The Greek word “apnea” is translated as “without breath.” Sleep apnea is a relatively common sleep disorder that is caused by repetitive narrowing or collapsing of the airways during sleep. This reduction of airflow can led to slower breathing rates and possibly even complete lack of breathing for short amounts of time. Overnight sleep studies are needed to diagnose this disorder.

How did I get Sleep Apnea?

The major factors that can increase a person’s risk for getting sleep apnea are increased age, male sex, and obesity. Males and people 65 years of age and older are two to three times more likely to get sleep apnea than females and those younger than 65. A person that increases their weight by 10% is six times more likely to develop sleep apnea. Family history of sleep apnea, menopause, facial structure abnormalities, cigarette smoking, and alcohol use can also put a person at risk.

What are symptoms of Sleep Apnea?

Sleep apnea is usually identified initially by a person’s bed partner. They will notice that their partner snores loudly, snorts, gasps, and stops breathing during the night, which can lead to increased sleepiness during the day, decreasing productivity and concentration, All these symptoms can put a person at risk for difficulty thinking, poor quality of life, and possibly even increased risk of motor vehicle accidents.

What part of the body can be affected by Sleep Apnea?

Sleep apnea can cause or worsen the presence of high blood pressure, impaired glucose metabolism, and cardiovascular disease.

How is Sleep Apnea treated?

The gold standard of treating sleep apnea is by using continuous positive airway pressure (CPAP) therapy. The person diagnosed with sleep apnea can wear a snug-fitted mask connected to a machine by a hose that delivers pressured air during sleep. This helps keep the airways open, preventing abnormal breathing and snoring. Oral appliances worn during sleep can also help keep airways open. If these treatment options are not successful, surgery is then considered as a last resort.

Can I prevent Sleep Apnea?

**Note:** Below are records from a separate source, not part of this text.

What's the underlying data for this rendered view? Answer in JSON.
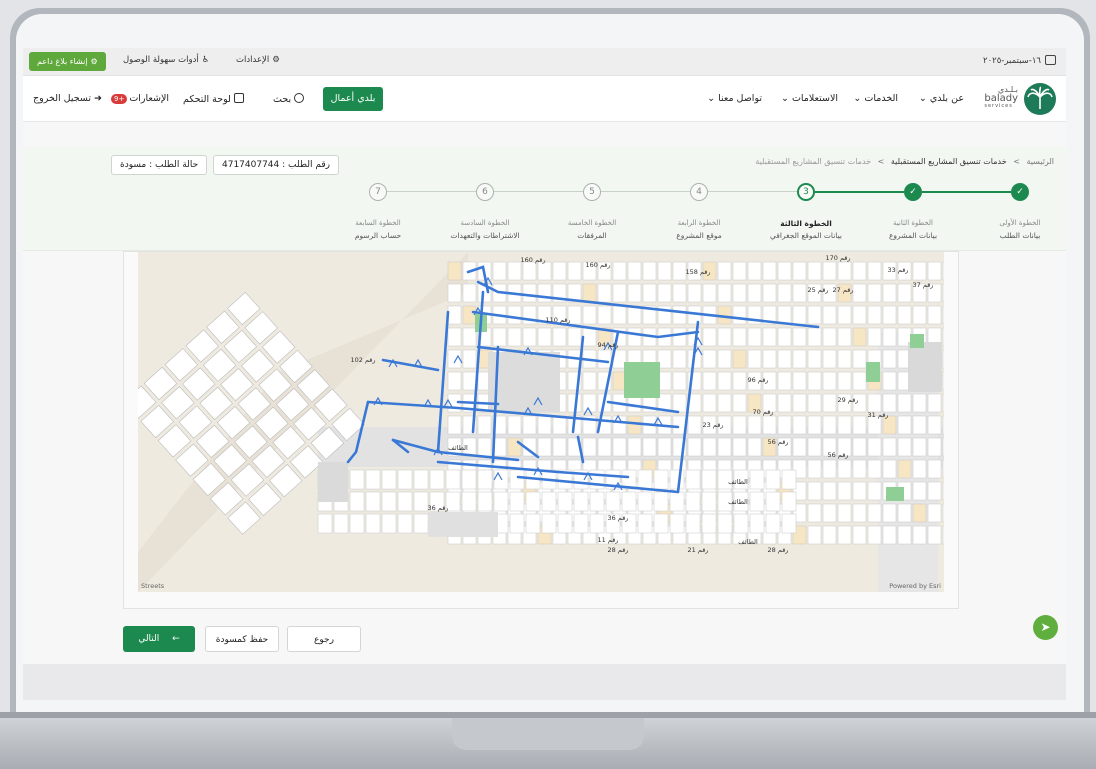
{
  "topbar": {
    "date": "١٦-سبتمبر-٢٠٢٥",
    "settings": "الإعدادات",
    "accessibility": "أدوات سهولة الوصول",
    "report": "إنشاء بلاغ داعم"
  },
  "nav": {
    "logo_ar": "بـلـدي",
    "logo_en": "balady",
    "logo_sub": "services",
    "about": "عن بلدي",
    "services": "الخدمات",
    "inquiries": "الاستعلامات",
    "contact": "تواصل معنا",
    "business": "بلدي أعمال",
    "search": "بحث",
    "dashboard": "لوحة التحكم",
    "notifications": "الإشعارات",
    "notifications_count": "+9",
    "logout": "تسجيل الخروج"
  },
  "breadcrumb": {
    "home": "الرئيسية",
    "sep": ">",
    "service": "خدمات تنسيق المشاريع المستقبلية",
    "current": "خدمات تنسيق المشاريع المستقبلية"
  },
  "request": {
    "number": "رقم الطلب : 4717407744",
    "status": "حالة الطلب : مسودة"
  },
  "steps": [
    {
      "num": "✓",
      "title": "الخطوة الأولى",
      "sub": "بيانات الطلب",
      "state": "done"
    },
    {
      "num": "✓",
      "title": "الخطوة الثانية",
      "sub": "بيانات المشروع",
      "state": "done"
    },
    {
      "num": "3",
      "title": "الخطوة الثالثة",
      "sub": "بيانات الموقع الجغرافي",
      "state": "active"
    },
    {
      "num": "4",
      "title": "الخطوة الرابعة",
      "sub": "موقع المشروع",
      "state": "todo"
    },
    {
      "num": "5",
      "title": "الخطوة الخامسة",
      "sub": "المرفقات",
      "state": "todo"
    },
    {
      "num": "6",
      "title": "الخطوة السادسة",
      "sub": "الاشتراطات والتعهدات",
      "state": "todo"
    },
    {
      "num": "7",
      "title": "الخطوة السابعة",
      "sub": "حساب الرسوم",
      "state": "todo"
    }
  ],
  "map": {
    "attribution_left": "Streets",
    "attribution_right": "Powered by Esri",
    "street_labels": [
      "رقم 160",
      "رقم 160",
      "رقم 158",
      "رقم 170",
      "رقم 25",
      "رقم 27",
      "رقم 33",
      "رقم 37",
      "رقم 110",
      "رقم 102",
      "رقم 94",
      "رقم 96",
      "رقم 70",
      "رقم 56",
      "رقم 56",
      "رقم 23",
      "رقم 29",
      "رقم 31",
      "رقم 36",
      "رقم 36",
      "رقم 28",
      "رقم 28",
      "رقم 11",
      "رقم 21",
      "الطائف",
      "الطائف",
      "الطائف",
      "الطائف"
    ],
    "colors": {
      "route": "#3a78d6",
      "park": "#8fcf95",
      "block": "#ffffff",
      "ground": "#efeae0"
    }
  },
  "actions": {
    "next": "التالي",
    "next_icon": "←",
    "draft": "حفظ كمسودة",
    "back": "رجوع"
  },
  "fab_icon": "send-icon"
}
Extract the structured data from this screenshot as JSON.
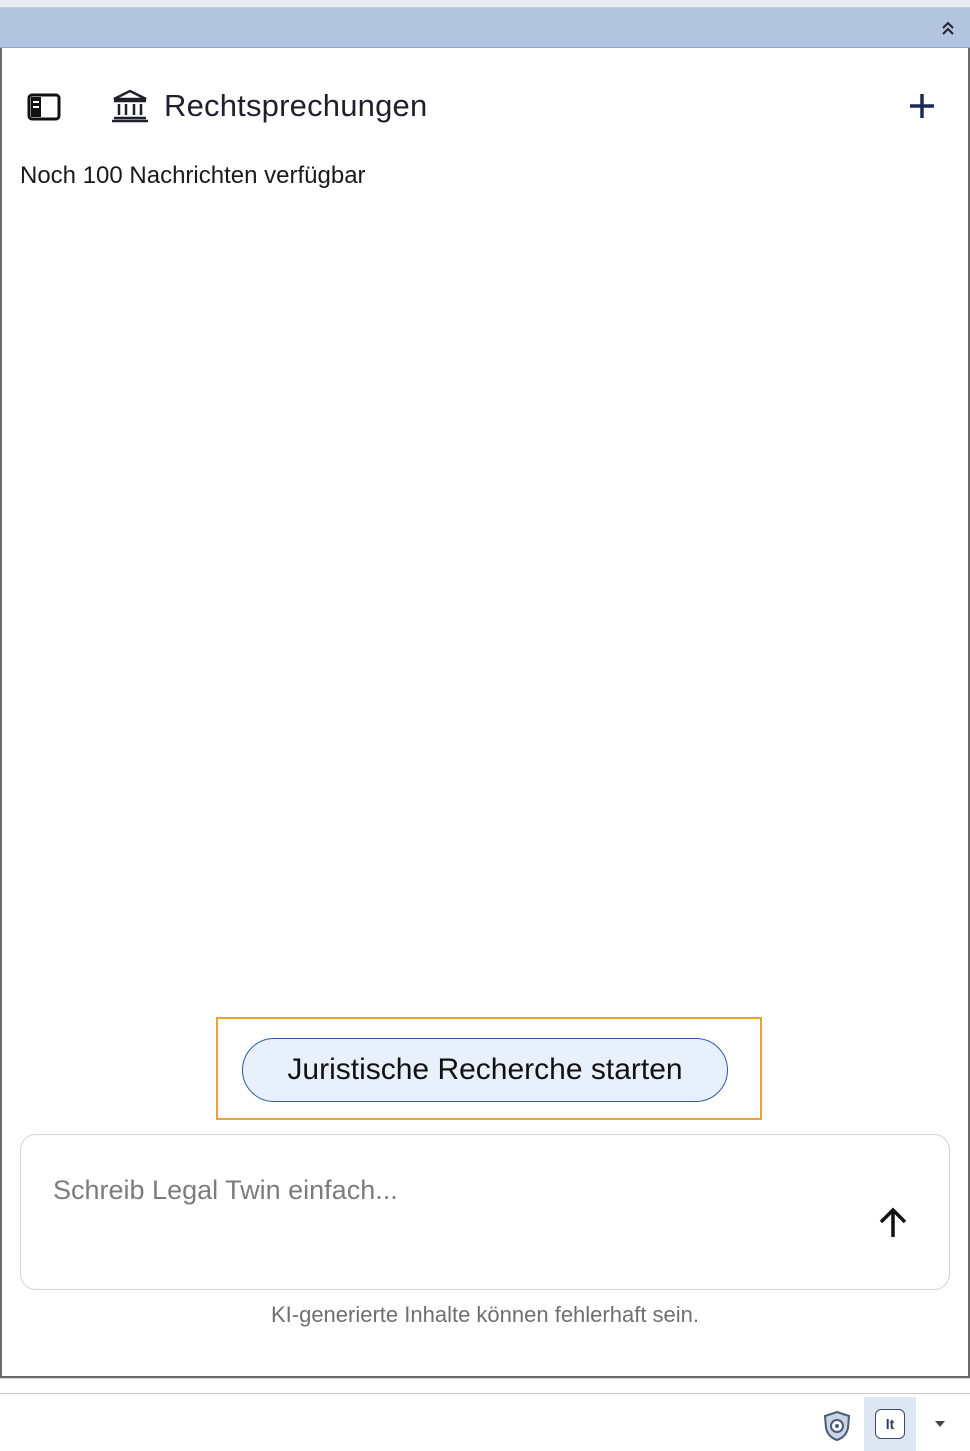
{
  "header": {
    "title": "Rechtsprechungen",
    "title_icon": "courthouse-icon",
    "sidebar_icon": "sidebar-toggle-icon",
    "new_icon": "plus-icon",
    "collapse_icon": "double-chevron-up-icon"
  },
  "quota": {
    "text": "Noch 100 Nachrichten verfügbar"
  },
  "suggestion": {
    "label": "Juristische Recherche starten"
  },
  "composer": {
    "placeholder": "Schreib Legal Twin einfach...",
    "value": "",
    "send_icon": "arrow-up-icon"
  },
  "disclaimer": "KI-generierte Inhalte können fehlerhaft sein.",
  "tray": {
    "lt_label": "lt",
    "shield_icon": "shield-icon",
    "caret_icon": "caret-down-icon"
  },
  "colors": {
    "header_bar": "#b3c4df",
    "chip_border": "#2f5aa8",
    "chip_fill": "#e8f0fb",
    "highlight": "#e8a533",
    "title_text": "#1f1f2e"
  }
}
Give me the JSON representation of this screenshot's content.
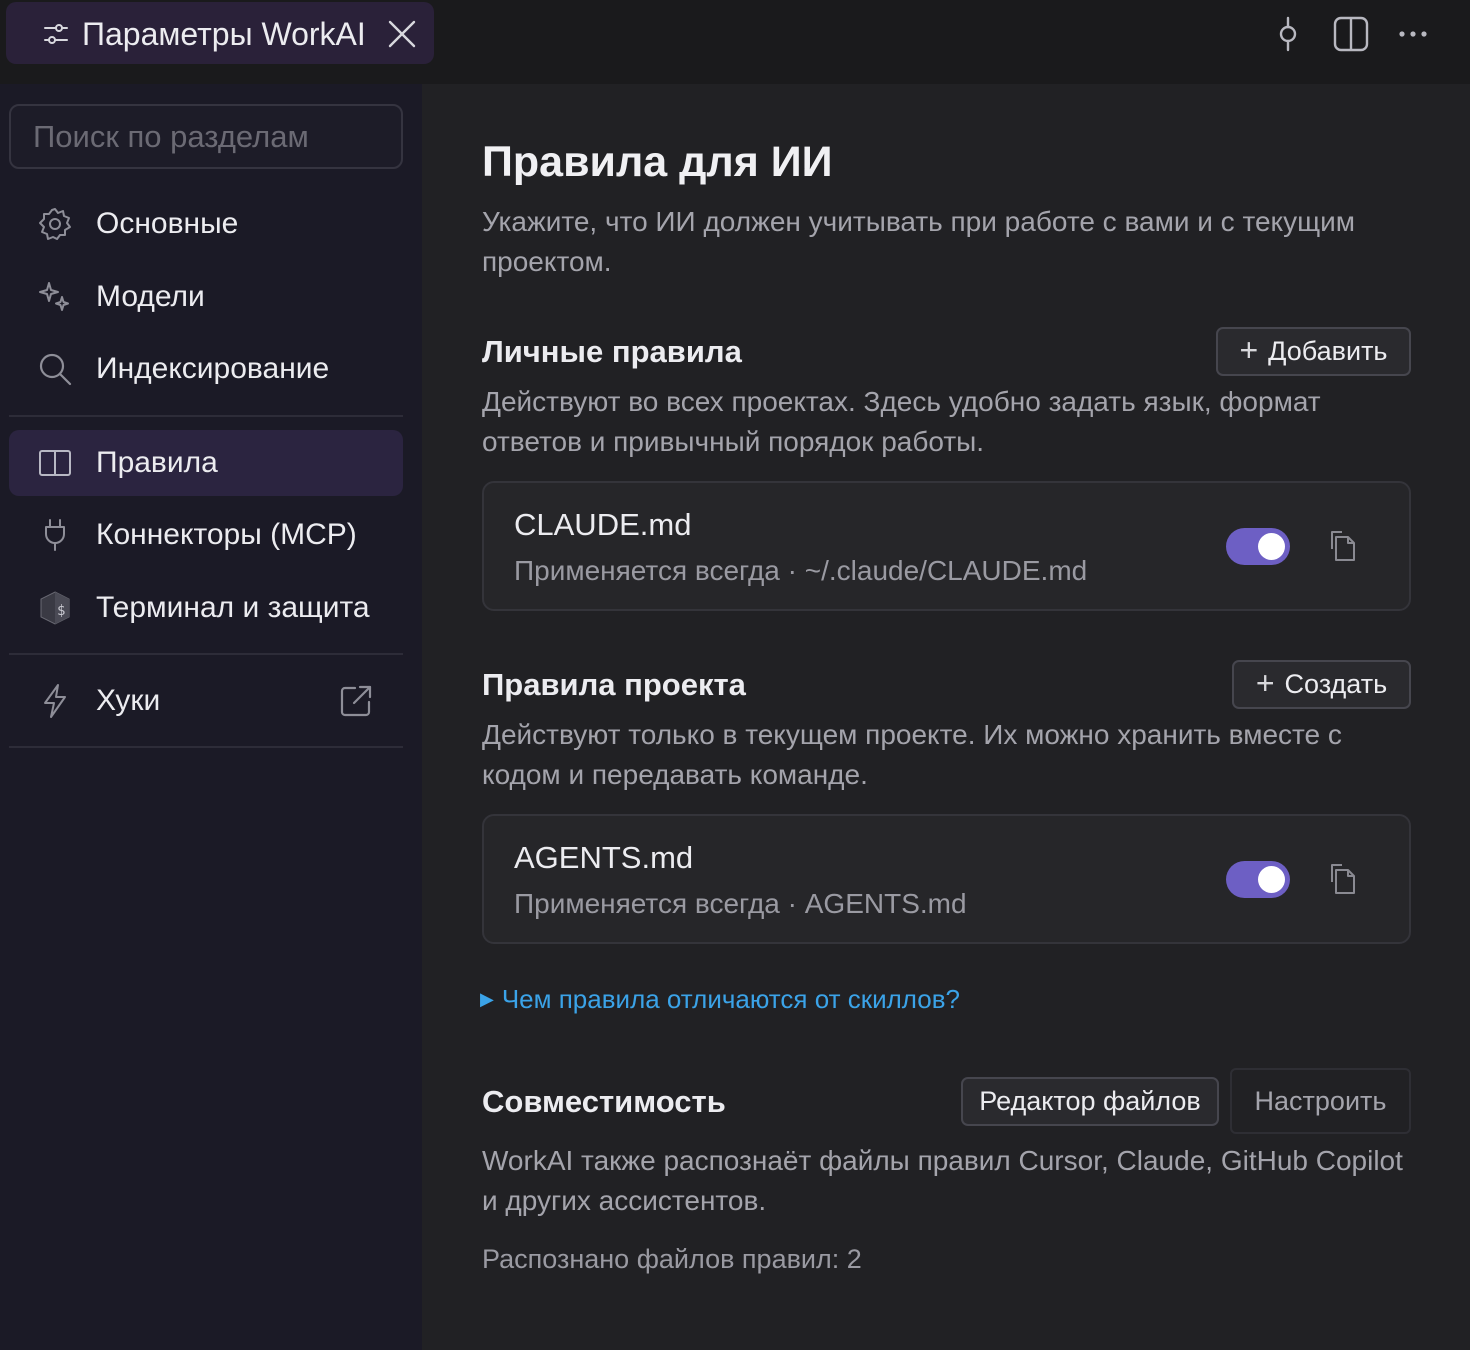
{
  "window": {
    "tab_title": "Параметры WorkAI",
    "tab_icon": "sliders-icon",
    "close_icon": "close-icon",
    "toolbar_icons": [
      "commit-icon",
      "split-view-icon",
      "more-icon"
    ]
  },
  "sidebar": {
    "search_placeholder": "Поиск по разделам",
    "items": [
      {
        "label": "Основные",
        "icon": "gear-icon"
      },
      {
        "label": "Модели",
        "icon": "sparkles-icon"
      },
      {
        "label": "Индексирование",
        "icon": "search-icon"
      },
      {
        "label": "Правила",
        "icon": "book-icon",
        "active": true
      },
      {
        "label": "Коннекторы (MCP)",
        "icon": "plug-icon"
      },
      {
        "label": "Терминал и защита",
        "icon": "shield-terminal-icon"
      },
      {
        "label": "Хуки",
        "icon": "lightning-icon",
        "external": true
      }
    ]
  },
  "main": {
    "title": "Правила для ИИ",
    "description": "Укажите, что ИИ должен учитывать при работе с вами и с текущим проектом.",
    "personal": {
      "title": "Личные правила",
      "button": "Добавить",
      "description": "Действуют во всех проектах. Здесь удобно задать язык, формат ответов и привычный порядок работы.",
      "file": {
        "name": "CLAUDE.md",
        "meta": "Применяется всегда · ~/.claude/CLAUDE.md",
        "enabled": true
      }
    },
    "project": {
      "title": "Правила проекта",
      "button": "Создать",
      "description": "Действуют только в текущем проекте. Их можно хранить вместе с кодом и передавать команде.",
      "file": {
        "name": "AGENTS.md",
        "meta": "Применяется всегда · AGENTS.md",
        "enabled": true
      }
    },
    "link": "Чем правила отличаются от скиллов?",
    "compat": {
      "title": "Совместимость",
      "button_editor": "Редактор файлов",
      "button_configure": "Настроить",
      "description": "WorkAI также распознаёт файлы правил Cursor, Claude, GitHub Copilot и других ассистентов.",
      "count": "Распознано файлов правил: 2"
    }
  },
  "colors": {
    "accent": "#6d5fc4",
    "link": "#3ba3e8",
    "sidebar_bg": "#1b1a26",
    "main_bg": "#212124",
    "active_item_bg": "#2b2440"
  }
}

Yes you can! Weight loss is a great way to prevent this disorder. Simply losing 10% of your body weight will decrease your risk of sleep apnea. Smoking cessation, avoidance of second-hand smoke, and avoiding alcohol can also decrease risk of sleep apnea.